### WHAT YOU SHOULD DO
Where an entry contains an image, skip the image and print the rest exactly.

[Entries from a dataset of interfaces]
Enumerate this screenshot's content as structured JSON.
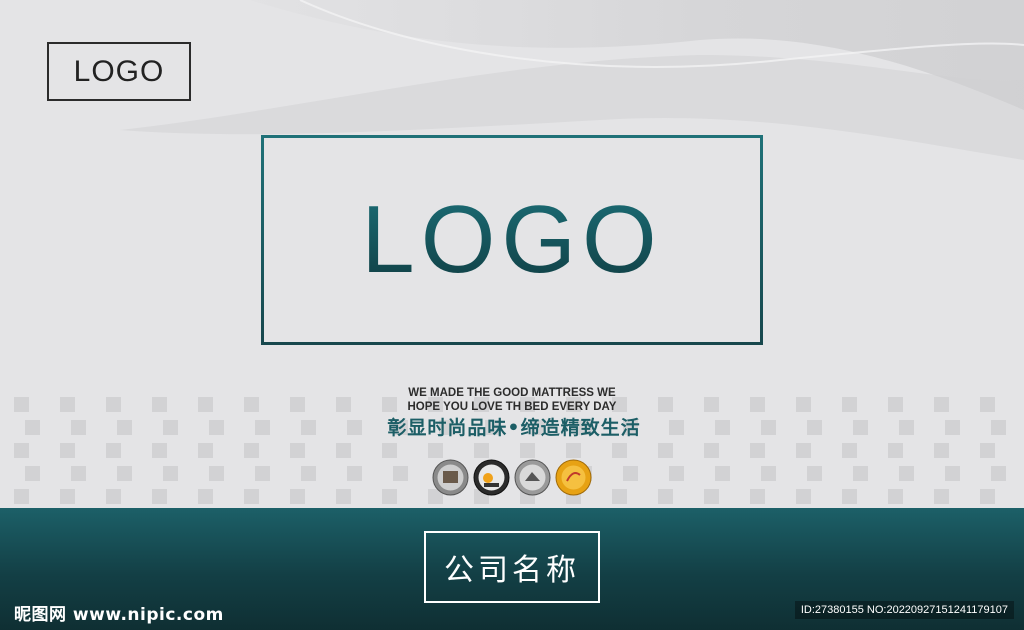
{
  "header": {
    "small_logo": "LOGO"
  },
  "center": {
    "big_logo": "LOGO",
    "slogan_en_line1": "WE MADE THE GOOD MATTRESS WE",
    "slogan_en_line2": "HOPE YOU LOVE TH BED EVERY DAY",
    "slogan_cn": "彰显时尚品味•缔造精致生活",
    "badges": [
      "badge-1",
      "badge-2",
      "badge-3",
      "badge-4"
    ]
  },
  "footer": {
    "company_name": "公司名称",
    "watermark": "昵图网 www.nipic.com",
    "id_text": "ID:27380155 NO:20220927151241179107"
  },
  "colors": {
    "accent": "#1c6068",
    "band_dark": "#0f2f33",
    "background": "#e4e4e6"
  }
}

### SOLUTION TO THE PROBLEM
Enumerate this screenshot's content as structured JSON.
{
  "header": {
    "small_logo": "LOGO"
  },
  "center": {
    "big_logo": "LOGO",
    "slogan_en_line1": "WE MADE THE GOOD MATTRESS WE",
    "slogan_en_line2": "HOPE YOU LOVE TH BED EVERY DAY",
    "slogan_cn": "彰显时尚品味•缔造精致生活",
    "badges": [
      "badge-1",
      "badge-2",
      "badge-3",
      "badge-4"
    ]
  },
  "footer": {
    "company_name": "公司名称",
    "watermark": "昵图网 www.nipic.com",
    "id_text": "ID:27380155 NO:20220927151241179107"
  },
  "colors": {
    "accent": "#1c6068",
    "band_dark": "#0f2f33",
    "background": "#e4e4e6"
  }
}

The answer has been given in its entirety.